“I don’t know what frustrates me more,” Captain Coley sighed the next afternoon, an aromatherapy candle burning in her precinct office. “These knuckleheads killing each other, or the residents who won’t cooperate with my officers.”
One graph, that catalogues homicides and nonfatal shootings in Newark, by breaking down the predominant racial group of who calls where they occurred 'home'-- Q: What do you immediately see? A: Jim Crow's Shadow
That lack of cooperation — steeped in public mistrust that has been simmering at a low boil since the 1967 riots and fueled by hip-hop culture’s “stop snitching” mantra — is among the major roadblocks Mayor Cory A. Booker faces in his struggle to curb the lawlessness here in New Jersey’s largest city...
...while violent crime has dropped since January — armed robberies are down 42 percent and auto theft 28 percent compared with the first five months of last year — the pace of homicides has not let up since 2006, when 105 people, most of them young black men, were killed.

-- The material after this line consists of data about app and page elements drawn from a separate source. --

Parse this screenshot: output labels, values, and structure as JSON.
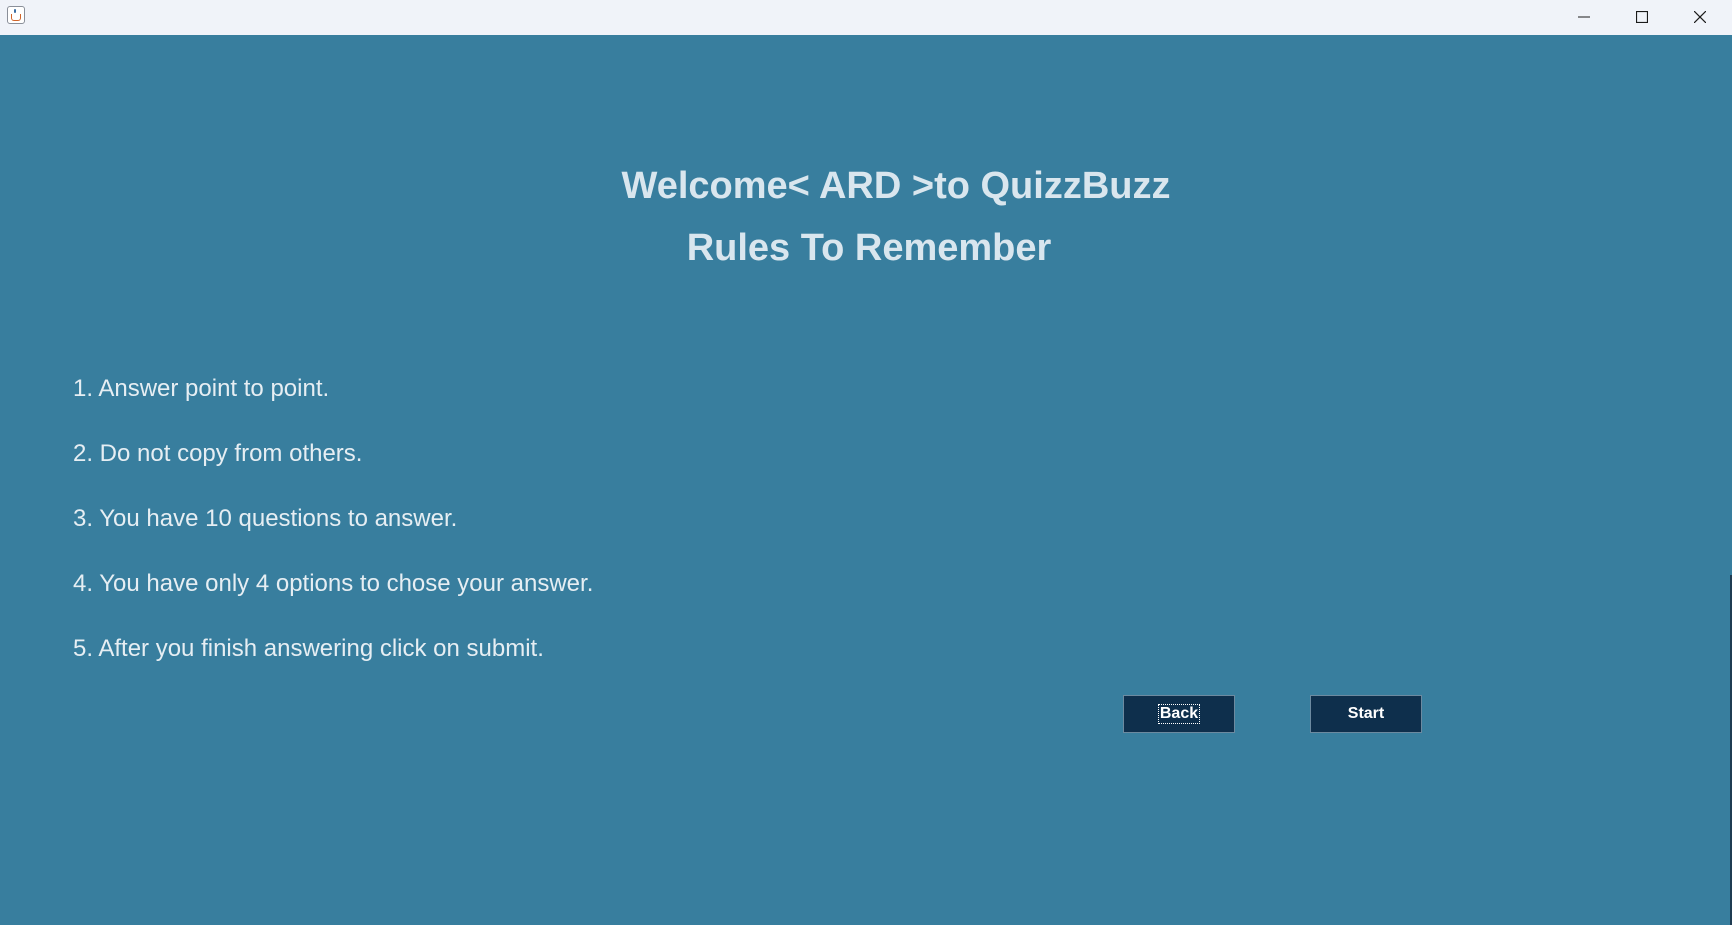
{
  "window": {
    "icon": "java-cup-icon",
    "controls": [
      "minimize-icon",
      "maximize-icon",
      "close-icon"
    ]
  },
  "main": {
    "welcome_text": "Welcome< ARD >to QuizzBuzz",
    "rules_heading": "Rules To Remember",
    "rules": [
      "1. Answer point to point.",
      "2. Do not copy from others.",
      "3. You have 10 questions to answer.",
      "4. You have only 4 options to chose your answer.",
      "5. After you finish answering click on submit."
    ]
  },
  "buttons": {
    "back_label": "Back",
    "start_label": "Start"
  },
  "colors": {
    "background": "#387e9e",
    "button": "#0e2f4c",
    "text": "#d9e6ee"
  }
}
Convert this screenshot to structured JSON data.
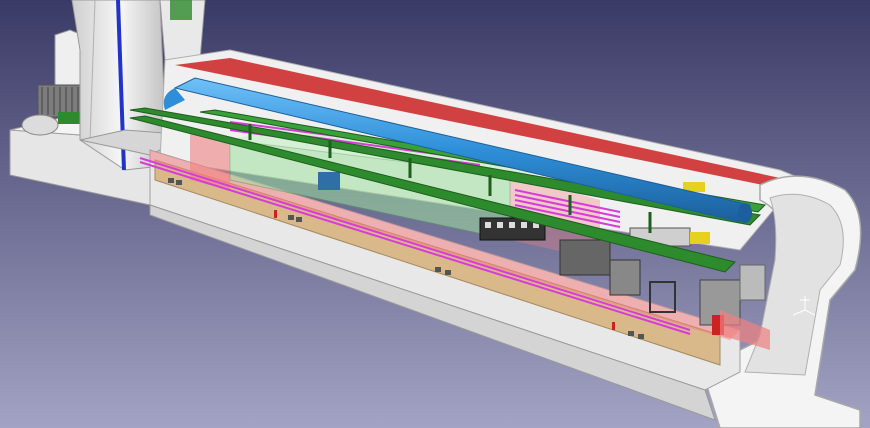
{
  "viewport": {
    "background_top": "#3a3a66",
    "background_bottom": "#a3a3c4"
  },
  "model": {
    "tunnel_color": "#f0f0f0",
    "tunnel_edge": "#b8b8b8",
    "floor_color": "#d9b98a",
    "cable_tray_color": "#cc2222",
    "water_pipe_color": "#2e8fd8",
    "rail_color": "#2d8a2d",
    "magenta_pipes": "#d83cd8",
    "blue_pipe_color": "#2233cc",
    "glass_green": "#9fe09f",
    "glass_red": "#f08080"
  },
  "compass": {
    "axes": [
      "x",
      "y",
      "z"
    ],
    "icon": "axis-compass-icon"
  }
}
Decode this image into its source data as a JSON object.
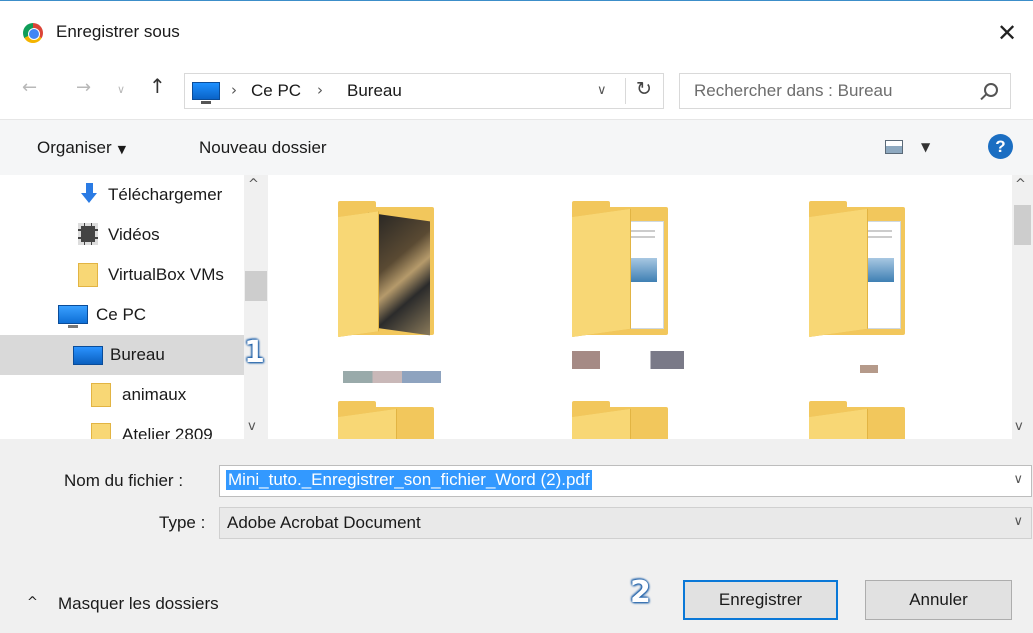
{
  "dialog": {
    "title": "Enregistrer sous",
    "close_glyph": "✕"
  },
  "address": {
    "back_glyph": "←",
    "forward_glyph": "→",
    "history_glyph": "∨",
    "up_glyph": "↑",
    "sep_glyph": "›",
    "crumbs": [
      "Ce PC",
      "Bureau"
    ],
    "dropdown_glyph": "∨",
    "refresh_glyph": "↻"
  },
  "search": {
    "placeholder": "Rechercher dans : Bureau"
  },
  "toolbar": {
    "organize_label": "Organiser",
    "caret_glyph": "▼",
    "new_folder_label": "Nouveau dossier",
    "help_glyph": "?"
  },
  "nav_tree": {
    "items": [
      {
        "label": "Téléchargemer",
        "icon": "download-arrow-icon"
      },
      {
        "label": "Vidéos",
        "icon": "film-icon"
      },
      {
        "label": "VirtualBox VMs",
        "icon": "folder-icon"
      },
      {
        "label": "Ce PC",
        "icon": "computer-icon"
      },
      {
        "label": "Bureau",
        "icon": "desktop-icon",
        "selected": true
      },
      {
        "label": "animaux",
        "icon": "folder-icon"
      },
      {
        "label": "Atelier 2809",
        "icon": "folder-icon"
      }
    ],
    "scroll_up_glyph": "^",
    "scroll_down_glyph": "v"
  },
  "annotations": {
    "marker_1": "1",
    "marker_2": "2"
  },
  "form": {
    "filename_label": "Nom du fichier :",
    "filename_value": "Mini_tuto._Enregistrer_son_fichier_Word (2).pdf",
    "type_label": "Type :",
    "type_value": "Adobe Acrobat Document",
    "dropdown_glyph": "∨"
  },
  "footer": {
    "toggle_glyph": "^",
    "hide_folders_label": "Masquer les dossiers",
    "save_label": "Enregistrer",
    "cancel_label": "Annuler"
  },
  "colors": {
    "accent": "#0a78d7",
    "selection": "#3399ff",
    "folder": "#f8d775"
  }
}
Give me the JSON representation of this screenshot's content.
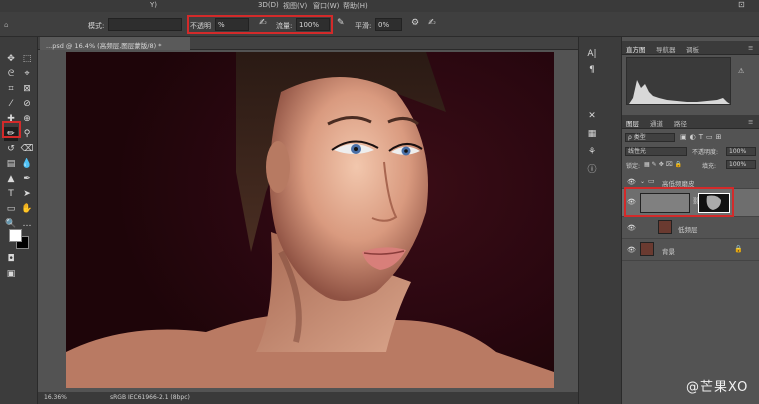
{
  "menubar": {
    "items": [
      "Y)",
      "3D(D)",
      "视图(V)",
      "窗口(W)",
      "帮助(H)"
    ]
  },
  "options": {
    "mode_label": "模式:",
    "opacity_label": "不透明",
    "opacity_value": "%",
    "flow_label": "流量:",
    "flow_value": "100%",
    "smooth_label": "平滑:",
    "smooth_value": "0%"
  },
  "document": {
    "tab_title": "...psd @ 16.4% (高频层,图层蒙版/8) *",
    "close": "×",
    "zoom": "16.36%",
    "color_profile": "sRGB IEC61966-2.1 (8bpc)"
  },
  "panels": {
    "top_tabs": [
      "直方图",
      "导航器",
      "调板"
    ],
    "layer_tabs": [
      "图层",
      "通道",
      "路径"
    ],
    "filter_kind": "类型",
    "blend_mode": "线性光",
    "opacity_label": "不透明度:",
    "opacity_value": "100%",
    "lock_label": "锁定:",
    "fill_label": "填充:",
    "fill_value": "100%",
    "layers": [
      {
        "name": "高低频磨皮",
        "type": "group"
      },
      {
        "name": "",
        "type": "high-freq"
      },
      {
        "name": "低频层",
        "type": "low-freq"
      },
      {
        "name": "背景",
        "type": "background"
      }
    ]
  },
  "watermark": "@芒果XO",
  "colors": {
    "highlight": "#d32a2a",
    "canvas_bg": "#2a0710"
  }
}
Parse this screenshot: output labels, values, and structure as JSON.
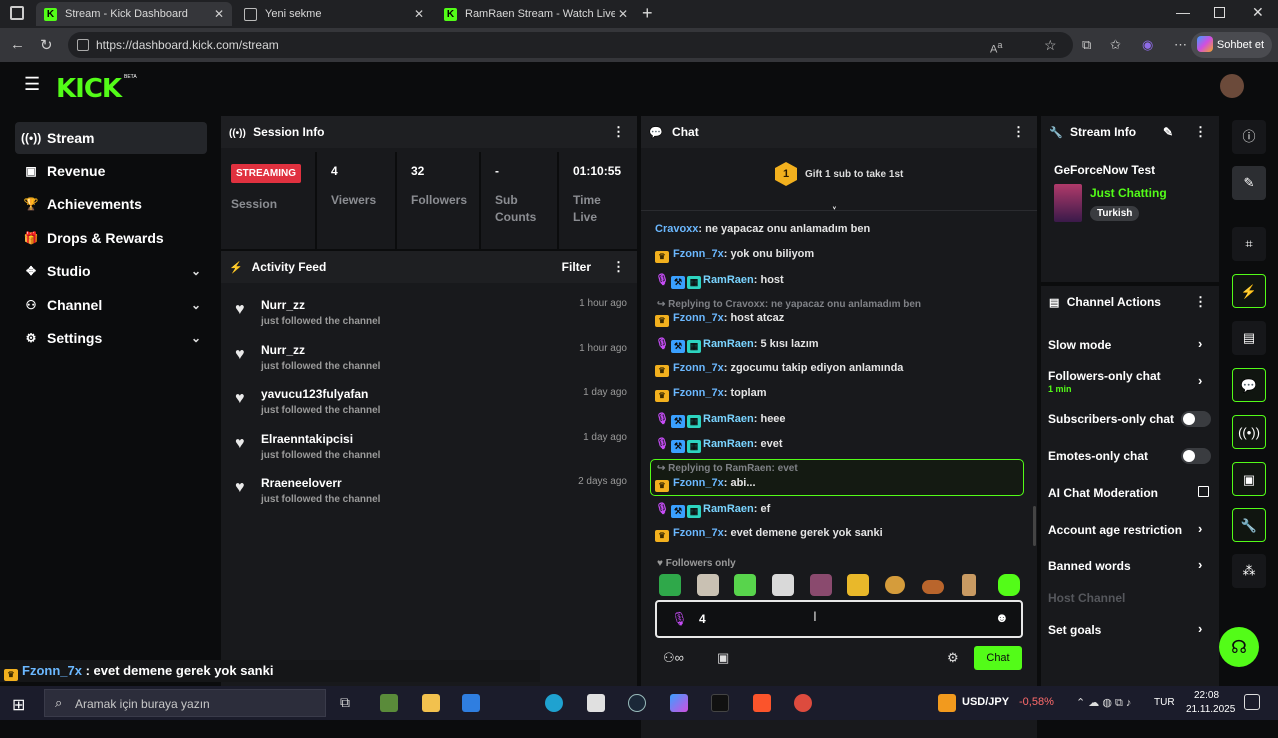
{
  "browser": {
    "tabs": [
      {
        "label": "Stream - Kick Dashboard",
        "active": true
      },
      {
        "label": "Yeni sekme",
        "active": false
      },
      {
        "label": "RamRaen Stream - Watch Live on",
        "active": false
      }
    ],
    "url": "https://dashboard.kick.com/stream",
    "sohbet_label": "Sohbet et"
  },
  "brand": {
    "logo": "KICK",
    "beta": "BETA",
    "accent": "#53fc18"
  },
  "sidebar": {
    "items": [
      {
        "label": "Stream",
        "icon": "broadcast-icon",
        "active": true
      },
      {
        "label": "Revenue",
        "icon": "wallet-icon"
      },
      {
        "label": "Achievements",
        "icon": "trophy-icon"
      },
      {
        "label": "Drops & Rewards",
        "icon": "gift-icon"
      },
      {
        "label": "Studio",
        "icon": "studio-icon",
        "expandable": true
      },
      {
        "label": "Channel",
        "icon": "users-icon",
        "expandable": true
      },
      {
        "label": "Settings",
        "icon": "gear-icon",
        "expandable": true
      }
    ]
  },
  "session": {
    "title": "Session Info",
    "status": "STREAMING",
    "status_label": "Session",
    "viewers": "4",
    "viewers_label": "Viewers",
    "followers": "32",
    "followers_label": "Followers",
    "subs": "-",
    "subs_label_1": "Sub",
    "subs_label_2": "Counts",
    "time": "01:10:55",
    "time_label_1": "Time",
    "time_label_2": "Live"
  },
  "activity": {
    "title": "Activity Feed",
    "filter": "Filter",
    "items": [
      {
        "name": "Nurr_zz",
        "desc": "just followed the channel",
        "time": "1 hour ago"
      },
      {
        "name": "Nurr_zz",
        "desc": "just followed the channel",
        "time": "1 hour ago"
      },
      {
        "name": "yavucu123fulyafan",
        "desc": "just followed the channel",
        "time": "1 day ago"
      },
      {
        "name": "Elraenntakipcisi",
        "desc": "just followed the channel",
        "time": "1 day ago"
      },
      {
        "name": "Rraeneeloverr",
        "desc": "just followed the channel",
        "time": "2 days ago"
      }
    ]
  },
  "chat": {
    "title": "Chat",
    "gift_count": "1",
    "gift_text": "Gift 1 sub to take 1st",
    "messages": [
      {
        "user": "Cravoxx",
        "text": ": ne yapacaz onu anlamadım ben",
        "type": "plain"
      },
      {
        "user": "Fzonn_7x",
        "text": ": yok onu biliyom",
        "type": "crown"
      },
      {
        "user": "RamRaen",
        "text": ": host",
        "type": "host"
      },
      {
        "user": "Fzonn_7x",
        "text": ": host atcaz",
        "type": "crown",
        "reply": "Replying to Cravoxx: ne yapacaz onu anlamadım ben"
      },
      {
        "user": "RamRaen",
        "text": ": 5 kısı lazım",
        "type": "host"
      },
      {
        "user": "Fzonn_7x",
        "text": ": zgocumu takip ediyon anlamında",
        "type": "crown"
      },
      {
        "user": "Fzonn_7x",
        "text": ": toplam",
        "type": "crown"
      },
      {
        "user": "RamRaen",
        "text": ": heee",
        "type": "host"
      },
      {
        "user": "RamRaen",
        "text": ": evet",
        "type": "host"
      },
      {
        "user": "Fzonn_7x",
        "text": ": abi...",
        "type": "crown",
        "reply": "Replying to RamRaen: evet",
        "highlight": true
      },
      {
        "user": "RamRaen",
        "text": ": ef",
        "type": "host"
      },
      {
        "user": "Fzonn_7x",
        "text": ": evet demene gerek yok sanki",
        "type": "crown"
      }
    ],
    "followers_only": "Followers only",
    "input_value": "4",
    "send_label": "Chat"
  },
  "stream_info": {
    "title": "Stream Info",
    "stream_title": "GeForceNow Test",
    "category": "Just Chatting",
    "tag": "Turkish"
  },
  "channel_actions": {
    "title": "Channel Actions",
    "items": [
      {
        "label": "Slow mode",
        "control": "chevron"
      },
      {
        "label": "Followers-only chat",
        "sub": "1 min",
        "control": "chevron"
      },
      {
        "label": "Subscribers-only chat",
        "control": "toggle"
      },
      {
        "label": "Emotes-only chat",
        "control": "toggle"
      },
      {
        "label": "AI Chat Moderation",
        "control": "external"
      },
      {
        "label": "Account age restriction",
        "control": "chevron"
      },
      {
        "label": "Banned words",
        "control": "chevron"
      },
      {
        "label": "Host Channel",
        "control": "none",
        "disabled": true
      },
      {
        "label": "Set goals",
        "control": "chevron"
      }
    ]
  },
  "overlay": {
    "user": "Fzonn_7x",
    "text": " : evet demene gerek yok sanki"
  },
  "taskbar": {
    "search_placeholder": "Aramak için buraya yazın",
    "ticker": "USD/JPY",
    "change": "-0,58%",
    "lang": "TUR",
    "time": "22:08",
    "date": "21.11.2025"
  }
}
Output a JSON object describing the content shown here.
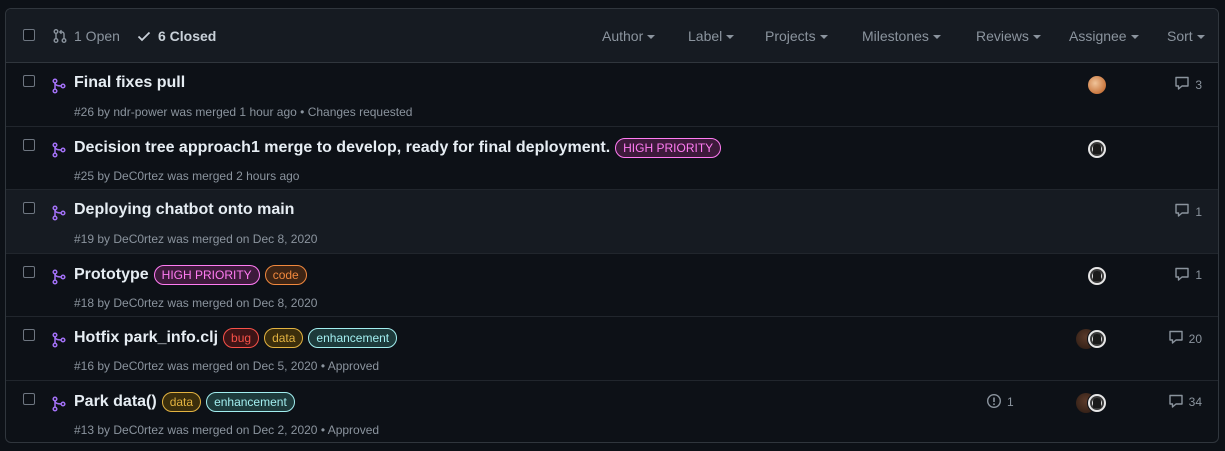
{
  "header": {
    "open_label": "1 Open",
    "closed_label": "6 Closed",
    "filters": [
      "Author",
      "Label",
      "Projects",
      "Milestones",
      "Reviews",
      "Assignee",
      "Sort"
    ]
  },
  "colors": {
    "merged_icon": "#a371f7",
    "high_priority": "#ff7bf2",
    "code": "#f0883e",
    "bug": "#f85149",
    "data": "#e3b341",
    "enhancement": "#a2eeef"
  },
  "prs": [
    {
      "title": "Final fixes pull",
      "labels": [],
      "number": "#26",
      "by": " by ",
      "author": "ndr-power",
      "status": " was merged 1 hour ago",
      "review": " • Changes requested",
      "avatars": [
        "orange"
      ],
      "comments": "3",
      "linked_issues": ""
    },
    {
      "title": "Decision tree approach1 merge to develop, ready for final deployment.",
      "labels": [
        {
          "text": "HIGH PRIORITY",
          "color": "#ff7bf2",
          "bg": "#3d1a3b"
        }
      ],
      "number": "#25",
      "by": " by ",
      "author": "DeC0rtez",
      "status": " was merged 2 hours ago",
      "review": "",
      "avatars": [
        "ghost"
      ],
      "comments": "",
      "linked_issues": ""
    },
    {
      "title": "Deploying chatbot onto main",
      "labels": [],
      "number": "#19",
      "by": " by ",
      "author": "DeC0rtez",
      "status": " was merged on Dec 8, 2020",
      "review": "",
      "avatars": [],
      "comments": "1",
      "linked_issues": ""
    },
    {
      "title": "Prototype",
      "labels": [
        {
          "text": "HIGH PRIORITY",
          "color": "#ff7bf2",
          "bg": "#3d1a3b"
        },
        {
          "text": "code",
          "color": "#f0883e",
          "bg": "#3d2414"
        }
      ],
      "number": "#18",
      "by": " by ",
      "author": "DeC0rtez",
      "status": " was merged on Dec 8, 2020",
      "review": "",
      "avatars": [
        "ghost"
      ],
      "comments": "1",
      "linked_issues": ""
    },
    {
      "title": "Hotfix park_info.clj",
      "labels": [
        {
          "text": "bug",
          "color": "#f85149",
          "bg": "#3d1416"
        },
        {
          "text": "data",
          "color": "#e3b341",
          "bg": "#3b2e0c"
        },
        {
          "text": "enhancement",
          "color": "#a2eeef",
          "bg": "#1d3a3b"
        }
      ],
      "number": "#16",
      "by": " by ",
      "author": "DeC0rtez",
      "status": " was merged on Dec 5, 2020",
      "review": " • Approved",
      "avatars": [
        "brown",
        "ghost"
      ],
      "comments": "20",
      "linked_issues": ""
    },
    {
      "title": "Park data()",
      "labels": [
        {
          "text": "data",
          "color": "#e3b341",
          "bg": "#3b2e0c"
        },
        {
          "text": "enhancement",
          "color": "#a2eeef",
          "bg": "#1d3a3b"
        }
      ],
      "number": "#13",
      "by": " by ",
      "author": "DeC0rtez",
      "status": " was merged on Dec 2, 2020",
      "review": " • Approved",
      "avatars": [
        "brown",
        "ghost"
      ],
      "comments": "34",
      "linked_issues": "1"
    }
  ]
}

If most of the homicides in Newark involve black men (and the suspect/individual arrested is almost always a black male), it shouldn't be hard to deduce that the overwhelmingly majority of nonfatal shootings involve a black suspect. [Nonfatal shootings continue to plague N.J. cities, thousands of cases unsolved since 2008, NJ.com, 9-10-13]:
The statistics from New Jersey’s most violent cities paint a grim, but simple, picture.Gun violence is increasing statewide, and resource-strapped police departments are failing to solve hundreds of nonfatal shootings each year in nine of the state’s largest cities: Newark, Camden, Atlantic City, Paterson, Jersey City, Elizabeth, Plainfield, Irvington and Orange.
Last year, police failed to solve more than 80 percent of nonfatal shootings in those cities, continuing a trend that has left thousands of potential killers on New Jersey’s streets. From 2008 to last year, roughly 2,600 out of 3,400 nonfatal shootings went unsolved in those cities.
The New York Times created a map of all homicides and nonfatal shootings in the city, plotting where each crime occurred on an overlay of the city of Newark. More to the point, the dots were plotted on this map of the city, with the racial groups percentage of the population shaded in to denote where the violence was situated.
Notice the high percentage of dots in areas that are 80 percent or greater black; notice the almost absence of dots for areas that are populated by a majority of whites.
That map is reproduced above. James Crow Shadow still covers the white population of Newark, whether they know it or not.
Were the races not segregated, who knows how many whites would fall victim to gunfire, fired (with extreme malice) by a gun operated by a black male; worse, the culture of 'no snitching' would ensure this black individual protection for his crime.
The latter is already the name of game in Newark, where the rule of law has long been a casualty of the absence of Mr. Crow.
For those wondering what the end-result of the American Experiment is (where open borders and black empowerment combine to produce a most unsightly off-spring), look no farther than 2013 Newark. It's coming to a neighborhood, a community, a city, and a state near you.